■ Exercise aim
For the entries below, count the lines that contain the word "Performance" and reply with that number only.

========================

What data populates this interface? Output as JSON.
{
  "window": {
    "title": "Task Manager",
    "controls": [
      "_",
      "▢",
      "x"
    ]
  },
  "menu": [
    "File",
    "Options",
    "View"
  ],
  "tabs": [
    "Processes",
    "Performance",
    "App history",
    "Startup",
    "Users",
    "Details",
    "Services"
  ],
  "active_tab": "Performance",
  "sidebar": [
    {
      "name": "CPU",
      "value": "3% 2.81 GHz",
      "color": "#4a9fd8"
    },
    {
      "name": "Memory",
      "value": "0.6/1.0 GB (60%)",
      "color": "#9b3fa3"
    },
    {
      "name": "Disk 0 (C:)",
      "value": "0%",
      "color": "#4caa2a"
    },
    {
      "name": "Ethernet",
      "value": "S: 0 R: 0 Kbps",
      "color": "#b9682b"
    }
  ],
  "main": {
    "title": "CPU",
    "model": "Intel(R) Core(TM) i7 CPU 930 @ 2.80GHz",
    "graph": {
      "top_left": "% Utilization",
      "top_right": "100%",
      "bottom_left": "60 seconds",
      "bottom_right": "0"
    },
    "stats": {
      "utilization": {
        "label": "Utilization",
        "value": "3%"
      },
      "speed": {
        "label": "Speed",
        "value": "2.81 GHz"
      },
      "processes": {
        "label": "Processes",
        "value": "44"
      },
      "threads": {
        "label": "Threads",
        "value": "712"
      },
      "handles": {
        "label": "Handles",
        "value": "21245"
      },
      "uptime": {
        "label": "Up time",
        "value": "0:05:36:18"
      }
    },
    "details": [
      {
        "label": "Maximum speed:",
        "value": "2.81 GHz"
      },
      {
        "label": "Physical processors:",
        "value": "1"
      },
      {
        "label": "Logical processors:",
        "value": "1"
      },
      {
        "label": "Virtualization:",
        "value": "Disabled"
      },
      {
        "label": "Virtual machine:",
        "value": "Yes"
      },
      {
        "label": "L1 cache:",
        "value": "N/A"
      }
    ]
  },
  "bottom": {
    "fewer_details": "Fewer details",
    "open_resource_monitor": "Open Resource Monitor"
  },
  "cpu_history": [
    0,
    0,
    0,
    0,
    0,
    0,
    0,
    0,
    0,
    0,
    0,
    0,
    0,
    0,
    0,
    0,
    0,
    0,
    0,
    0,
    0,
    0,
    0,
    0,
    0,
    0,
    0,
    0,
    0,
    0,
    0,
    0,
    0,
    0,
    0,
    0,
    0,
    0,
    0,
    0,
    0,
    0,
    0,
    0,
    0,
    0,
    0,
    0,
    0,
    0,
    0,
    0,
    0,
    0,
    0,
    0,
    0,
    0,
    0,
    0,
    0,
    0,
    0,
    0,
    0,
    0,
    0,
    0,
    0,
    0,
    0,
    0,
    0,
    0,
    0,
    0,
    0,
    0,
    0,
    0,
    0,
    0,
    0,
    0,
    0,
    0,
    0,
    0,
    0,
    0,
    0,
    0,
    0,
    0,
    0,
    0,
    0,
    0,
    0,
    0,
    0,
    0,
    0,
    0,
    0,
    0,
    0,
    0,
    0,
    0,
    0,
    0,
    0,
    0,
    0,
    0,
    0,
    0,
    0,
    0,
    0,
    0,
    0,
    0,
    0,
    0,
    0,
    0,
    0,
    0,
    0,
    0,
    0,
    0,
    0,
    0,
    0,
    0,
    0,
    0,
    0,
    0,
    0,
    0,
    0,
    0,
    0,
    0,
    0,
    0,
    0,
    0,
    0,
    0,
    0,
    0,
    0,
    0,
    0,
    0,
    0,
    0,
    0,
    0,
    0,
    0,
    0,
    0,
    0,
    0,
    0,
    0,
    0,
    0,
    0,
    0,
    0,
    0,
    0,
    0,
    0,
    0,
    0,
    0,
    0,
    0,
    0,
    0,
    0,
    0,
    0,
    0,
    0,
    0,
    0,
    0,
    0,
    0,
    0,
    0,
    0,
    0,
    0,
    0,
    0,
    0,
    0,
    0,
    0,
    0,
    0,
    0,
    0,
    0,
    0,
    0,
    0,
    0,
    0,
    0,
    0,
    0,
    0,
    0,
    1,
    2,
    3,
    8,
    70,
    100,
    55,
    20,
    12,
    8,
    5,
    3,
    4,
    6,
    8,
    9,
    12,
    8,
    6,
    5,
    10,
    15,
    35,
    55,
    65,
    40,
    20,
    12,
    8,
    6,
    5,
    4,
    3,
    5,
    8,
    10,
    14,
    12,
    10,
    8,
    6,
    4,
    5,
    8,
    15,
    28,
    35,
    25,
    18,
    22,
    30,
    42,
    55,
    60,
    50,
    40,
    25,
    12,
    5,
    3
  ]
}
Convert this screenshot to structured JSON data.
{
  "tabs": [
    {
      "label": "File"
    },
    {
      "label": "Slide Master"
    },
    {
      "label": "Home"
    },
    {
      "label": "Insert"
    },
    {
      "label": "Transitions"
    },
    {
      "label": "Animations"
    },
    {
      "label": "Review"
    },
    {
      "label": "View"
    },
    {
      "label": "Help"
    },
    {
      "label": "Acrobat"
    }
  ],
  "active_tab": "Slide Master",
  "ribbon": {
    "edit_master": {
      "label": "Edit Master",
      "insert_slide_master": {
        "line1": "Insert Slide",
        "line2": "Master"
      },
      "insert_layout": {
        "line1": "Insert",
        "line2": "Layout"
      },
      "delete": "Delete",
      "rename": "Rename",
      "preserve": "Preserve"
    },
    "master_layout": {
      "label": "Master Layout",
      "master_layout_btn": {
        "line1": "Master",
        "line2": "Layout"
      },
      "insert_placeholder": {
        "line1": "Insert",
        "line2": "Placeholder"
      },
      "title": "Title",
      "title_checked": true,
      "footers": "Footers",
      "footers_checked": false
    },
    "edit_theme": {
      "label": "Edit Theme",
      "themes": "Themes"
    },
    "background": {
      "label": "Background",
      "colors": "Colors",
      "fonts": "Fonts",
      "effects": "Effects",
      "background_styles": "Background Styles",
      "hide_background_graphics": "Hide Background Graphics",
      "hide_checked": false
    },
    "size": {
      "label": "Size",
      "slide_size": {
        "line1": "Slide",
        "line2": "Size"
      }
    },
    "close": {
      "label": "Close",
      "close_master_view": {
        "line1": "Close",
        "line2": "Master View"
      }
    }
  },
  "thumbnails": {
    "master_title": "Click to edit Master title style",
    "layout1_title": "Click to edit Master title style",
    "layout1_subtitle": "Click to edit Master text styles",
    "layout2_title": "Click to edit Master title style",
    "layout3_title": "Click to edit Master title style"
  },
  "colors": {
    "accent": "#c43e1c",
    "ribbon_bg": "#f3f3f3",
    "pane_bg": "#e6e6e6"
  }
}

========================

■ Problem solution
2